Cardinal’s interest in working in the health care field was piqued after doing a placement at the local health care centre, back when she was in junior high.
“I wanted to work in the health care field, I just didn’t know what that aspect would look like,” she said, explaining she applied to the University of Alberta’s medical program, and was accepted, graduating in 2012.
Her interest in working in aboriginal health took her to northern Saskatchewan as she did locums in rural communities such as Île-ŕ-la-Crosse and Spiritwood.
“I knew eventually I would come home, I just needed some experience, I think,” she said, adding she came back to Saddle Lake to practice both at the Saddle Lake Health Care Centre and the St. Therese Health Centre.
However, she notes that not everyone has the same exposure or background, which can sometimes affect First Nations’ people’s experience of health care – a reason for aspiring doctors to learn more about aboriginal health.
“It’s important because a lot of our community members go to Edmonton and feel they’re out of place there, and feel like they’re not listened to,” she said, adding that there is a fear or conception amongst First Nations people that doctors in urban centres don’t understand where they are coming from, or the specific challenges they face, whether that’s social issues, transportation issues, or family issues.
The alumni award also recognizes Cardinal’s initiative to expose and educate medical students in the field of rural and aboriginal health, according to the University’s press release.
Cardinal had a long-time connection with Dr. Jill Konkin, an associate dean in Community Engagement department of Family Medicine at the University of Alberta.
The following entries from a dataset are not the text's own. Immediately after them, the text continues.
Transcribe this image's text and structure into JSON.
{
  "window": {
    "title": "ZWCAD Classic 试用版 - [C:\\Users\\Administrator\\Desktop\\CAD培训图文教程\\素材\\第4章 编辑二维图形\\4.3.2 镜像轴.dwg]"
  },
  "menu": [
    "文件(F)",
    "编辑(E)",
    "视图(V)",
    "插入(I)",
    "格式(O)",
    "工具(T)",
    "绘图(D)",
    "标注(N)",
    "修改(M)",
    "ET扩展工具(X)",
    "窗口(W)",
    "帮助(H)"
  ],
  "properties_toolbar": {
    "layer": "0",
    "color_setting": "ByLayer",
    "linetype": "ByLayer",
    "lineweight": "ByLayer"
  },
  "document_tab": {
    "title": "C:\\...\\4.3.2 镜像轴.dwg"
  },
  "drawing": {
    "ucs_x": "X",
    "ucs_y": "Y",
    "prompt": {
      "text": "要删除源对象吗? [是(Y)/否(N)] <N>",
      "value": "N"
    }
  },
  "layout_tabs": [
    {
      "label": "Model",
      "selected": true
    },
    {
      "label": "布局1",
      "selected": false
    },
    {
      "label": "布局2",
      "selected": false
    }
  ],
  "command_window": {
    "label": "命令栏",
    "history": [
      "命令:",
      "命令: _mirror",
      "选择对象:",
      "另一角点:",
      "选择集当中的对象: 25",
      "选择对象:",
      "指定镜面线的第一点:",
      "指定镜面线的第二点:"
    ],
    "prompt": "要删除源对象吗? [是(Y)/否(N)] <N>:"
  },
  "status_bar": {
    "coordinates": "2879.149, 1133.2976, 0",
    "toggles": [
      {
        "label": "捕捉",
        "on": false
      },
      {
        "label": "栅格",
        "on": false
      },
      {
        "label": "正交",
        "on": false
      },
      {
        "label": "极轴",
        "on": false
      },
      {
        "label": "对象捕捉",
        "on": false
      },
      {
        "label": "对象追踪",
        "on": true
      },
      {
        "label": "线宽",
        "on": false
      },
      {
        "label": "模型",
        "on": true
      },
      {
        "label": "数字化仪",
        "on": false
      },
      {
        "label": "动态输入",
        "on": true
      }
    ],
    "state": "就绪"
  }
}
Both began talking about the possibility of Cardinal working to create an elective for first and second-year medical students with an interest in aboriginal health.
Over the past year, Cardinal has taken students on placements in Saddle Lake, with her third student working in the community right now. A past student came from as far as Hamilton, Ont. for the placement, and Cardinal expressed surprise and delight in seeing that news of the opportunity was spreading and being embraced.
“I wasn’t too sure what it was going to look like, but so far, the feedback has been so positive. The kids have enjoyed coming here, and the community’s been very responsive to them,” she said.
As a rural physician, Cardinal notes the students are exposed to a variety of medical experiences, whether it’s spending time in emergency, providing surgical assistance, going on home care visits and spending time with nurses. Not only do they get some firsthand experience and knowledge working with First Nations people, and in aboriginal health, but the community also benefits from their presence, she said.
While she notes she didn’t begin the placements with a view to win recognition or awards, the alumni award was a sign that the initiative is worthy.
“It’s pretty neat that I was nominated for this award,” she said. “It makes me feel like I’m going in the right direction with this.”